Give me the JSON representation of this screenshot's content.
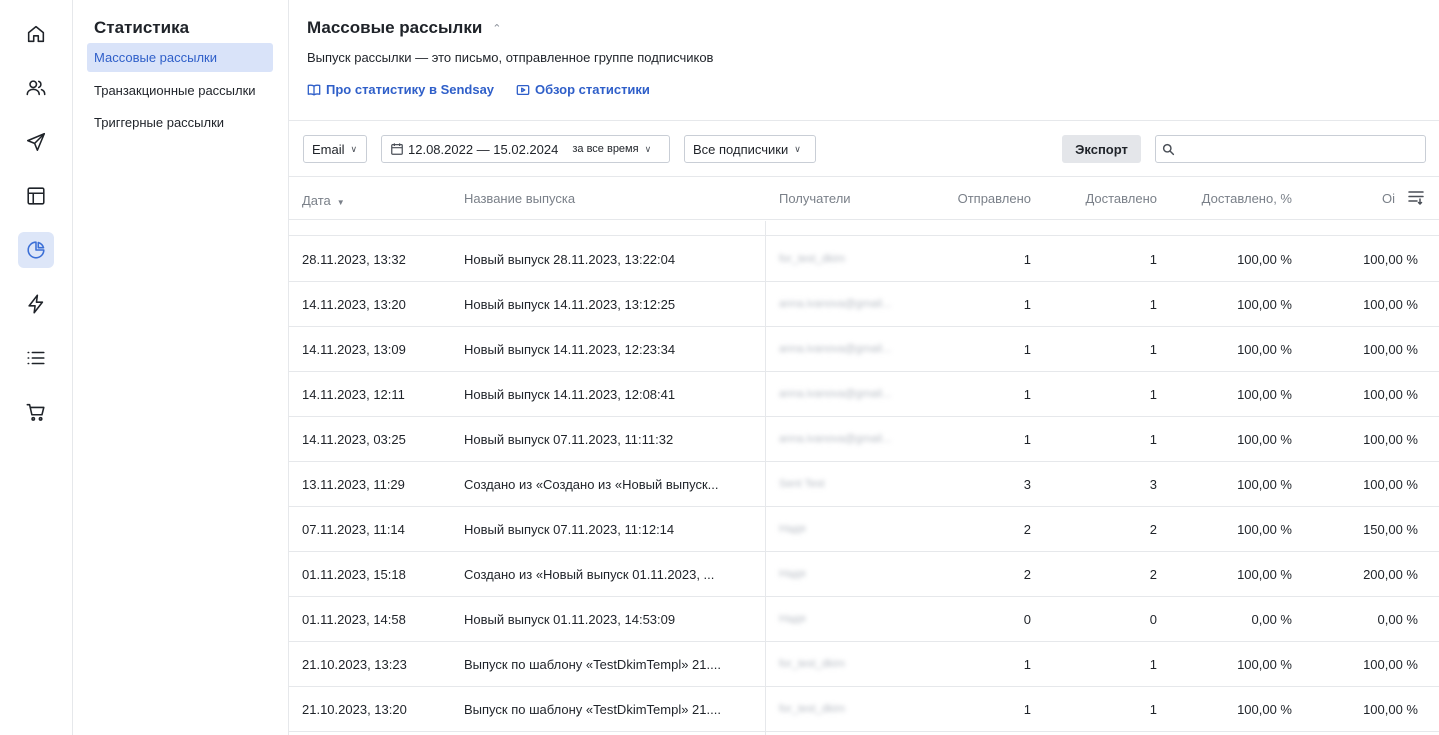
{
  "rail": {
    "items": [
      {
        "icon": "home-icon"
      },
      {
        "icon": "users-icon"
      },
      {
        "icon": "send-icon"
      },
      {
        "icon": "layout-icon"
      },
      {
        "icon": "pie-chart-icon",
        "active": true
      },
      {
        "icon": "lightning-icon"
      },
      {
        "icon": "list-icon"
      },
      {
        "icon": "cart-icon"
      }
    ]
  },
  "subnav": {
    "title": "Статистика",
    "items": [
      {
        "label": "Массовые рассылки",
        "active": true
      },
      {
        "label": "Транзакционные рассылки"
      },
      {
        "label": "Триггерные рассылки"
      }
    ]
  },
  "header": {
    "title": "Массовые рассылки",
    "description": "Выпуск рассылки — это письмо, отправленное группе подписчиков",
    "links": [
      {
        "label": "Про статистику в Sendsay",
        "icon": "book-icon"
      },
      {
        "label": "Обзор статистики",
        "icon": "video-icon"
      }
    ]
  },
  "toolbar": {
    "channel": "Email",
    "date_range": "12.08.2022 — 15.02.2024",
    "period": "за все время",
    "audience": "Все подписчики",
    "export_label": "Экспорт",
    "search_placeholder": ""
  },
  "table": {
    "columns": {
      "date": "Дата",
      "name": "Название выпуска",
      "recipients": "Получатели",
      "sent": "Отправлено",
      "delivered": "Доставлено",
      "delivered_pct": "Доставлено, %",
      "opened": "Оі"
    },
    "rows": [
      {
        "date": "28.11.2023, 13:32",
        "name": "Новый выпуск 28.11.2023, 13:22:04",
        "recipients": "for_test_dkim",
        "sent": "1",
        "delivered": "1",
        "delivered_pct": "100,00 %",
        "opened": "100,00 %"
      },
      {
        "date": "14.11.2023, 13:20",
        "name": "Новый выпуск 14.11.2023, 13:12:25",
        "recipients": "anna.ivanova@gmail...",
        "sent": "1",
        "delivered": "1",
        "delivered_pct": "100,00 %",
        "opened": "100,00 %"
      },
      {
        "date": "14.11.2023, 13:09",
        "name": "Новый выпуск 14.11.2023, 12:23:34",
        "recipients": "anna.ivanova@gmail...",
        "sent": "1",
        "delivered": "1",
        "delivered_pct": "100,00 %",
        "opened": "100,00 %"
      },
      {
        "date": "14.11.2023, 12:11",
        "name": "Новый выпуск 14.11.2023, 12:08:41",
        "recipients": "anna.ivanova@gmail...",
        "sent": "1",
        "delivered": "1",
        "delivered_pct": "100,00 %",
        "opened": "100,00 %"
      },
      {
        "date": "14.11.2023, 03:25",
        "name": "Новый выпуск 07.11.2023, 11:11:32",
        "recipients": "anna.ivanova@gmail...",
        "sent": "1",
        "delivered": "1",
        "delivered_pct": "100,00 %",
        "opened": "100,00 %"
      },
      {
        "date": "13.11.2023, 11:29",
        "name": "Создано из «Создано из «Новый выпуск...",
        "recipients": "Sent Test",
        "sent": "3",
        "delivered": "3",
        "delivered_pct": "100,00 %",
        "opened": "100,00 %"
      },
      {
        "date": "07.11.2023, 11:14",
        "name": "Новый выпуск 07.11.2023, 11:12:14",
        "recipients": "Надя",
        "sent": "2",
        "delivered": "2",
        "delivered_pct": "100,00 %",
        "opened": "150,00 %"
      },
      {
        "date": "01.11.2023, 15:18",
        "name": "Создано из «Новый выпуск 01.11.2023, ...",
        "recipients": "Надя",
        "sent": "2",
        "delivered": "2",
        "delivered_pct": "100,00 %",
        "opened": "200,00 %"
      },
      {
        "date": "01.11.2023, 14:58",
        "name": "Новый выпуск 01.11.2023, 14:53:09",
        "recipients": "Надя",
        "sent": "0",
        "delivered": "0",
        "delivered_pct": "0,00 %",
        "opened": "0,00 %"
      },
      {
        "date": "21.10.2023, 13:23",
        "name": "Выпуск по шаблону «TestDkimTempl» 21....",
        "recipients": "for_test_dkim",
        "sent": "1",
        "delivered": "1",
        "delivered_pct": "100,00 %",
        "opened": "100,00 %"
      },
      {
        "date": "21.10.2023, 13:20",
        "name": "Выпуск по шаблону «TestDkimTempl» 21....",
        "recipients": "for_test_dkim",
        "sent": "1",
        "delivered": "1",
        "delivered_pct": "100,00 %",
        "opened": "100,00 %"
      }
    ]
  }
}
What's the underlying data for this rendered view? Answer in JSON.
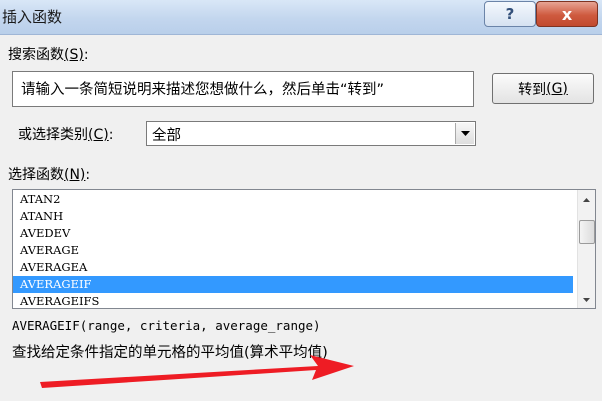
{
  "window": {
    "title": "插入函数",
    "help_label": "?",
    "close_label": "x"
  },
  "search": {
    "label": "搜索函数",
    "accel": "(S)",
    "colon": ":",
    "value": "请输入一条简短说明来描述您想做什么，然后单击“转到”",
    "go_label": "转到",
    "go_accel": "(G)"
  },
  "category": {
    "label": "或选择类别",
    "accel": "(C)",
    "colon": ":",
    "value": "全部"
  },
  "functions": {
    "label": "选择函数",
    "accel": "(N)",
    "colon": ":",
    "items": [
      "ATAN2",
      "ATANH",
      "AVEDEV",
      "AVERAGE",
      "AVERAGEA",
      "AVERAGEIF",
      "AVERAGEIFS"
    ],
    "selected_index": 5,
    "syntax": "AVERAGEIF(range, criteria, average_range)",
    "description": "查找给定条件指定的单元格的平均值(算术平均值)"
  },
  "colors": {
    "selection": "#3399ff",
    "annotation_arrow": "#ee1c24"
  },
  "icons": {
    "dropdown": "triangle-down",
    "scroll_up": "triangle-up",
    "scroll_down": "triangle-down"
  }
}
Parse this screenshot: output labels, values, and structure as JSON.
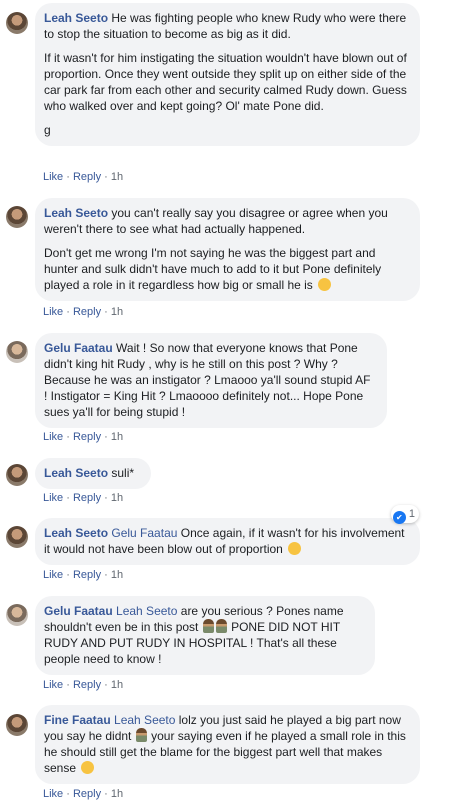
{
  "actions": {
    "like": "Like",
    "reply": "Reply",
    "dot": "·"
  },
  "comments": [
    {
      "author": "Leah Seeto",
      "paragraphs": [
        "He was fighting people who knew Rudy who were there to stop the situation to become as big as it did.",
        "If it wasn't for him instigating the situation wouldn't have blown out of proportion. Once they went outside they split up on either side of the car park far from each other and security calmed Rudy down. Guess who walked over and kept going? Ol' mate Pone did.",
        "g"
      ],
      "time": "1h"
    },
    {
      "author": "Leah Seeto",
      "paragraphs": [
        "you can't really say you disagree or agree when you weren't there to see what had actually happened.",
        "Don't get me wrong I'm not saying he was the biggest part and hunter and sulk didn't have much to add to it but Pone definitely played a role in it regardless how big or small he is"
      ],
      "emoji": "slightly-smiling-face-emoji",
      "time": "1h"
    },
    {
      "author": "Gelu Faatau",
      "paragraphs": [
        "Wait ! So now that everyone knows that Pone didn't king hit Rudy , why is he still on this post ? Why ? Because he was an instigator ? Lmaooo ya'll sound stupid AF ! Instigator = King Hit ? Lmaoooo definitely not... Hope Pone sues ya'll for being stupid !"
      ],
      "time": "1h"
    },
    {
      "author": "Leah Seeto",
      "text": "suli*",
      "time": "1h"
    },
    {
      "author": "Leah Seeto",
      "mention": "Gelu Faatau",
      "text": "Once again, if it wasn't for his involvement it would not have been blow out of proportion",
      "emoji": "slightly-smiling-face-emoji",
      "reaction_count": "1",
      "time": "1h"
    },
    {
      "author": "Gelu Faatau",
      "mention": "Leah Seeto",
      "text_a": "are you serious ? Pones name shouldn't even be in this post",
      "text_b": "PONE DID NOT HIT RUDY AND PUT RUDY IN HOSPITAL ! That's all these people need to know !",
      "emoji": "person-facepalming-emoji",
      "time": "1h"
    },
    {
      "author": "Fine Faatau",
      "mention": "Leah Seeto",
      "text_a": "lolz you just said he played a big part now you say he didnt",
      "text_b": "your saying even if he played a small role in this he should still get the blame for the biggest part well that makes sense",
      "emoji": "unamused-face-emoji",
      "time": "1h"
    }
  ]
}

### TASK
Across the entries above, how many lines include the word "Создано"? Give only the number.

### ANSWER SPACE
2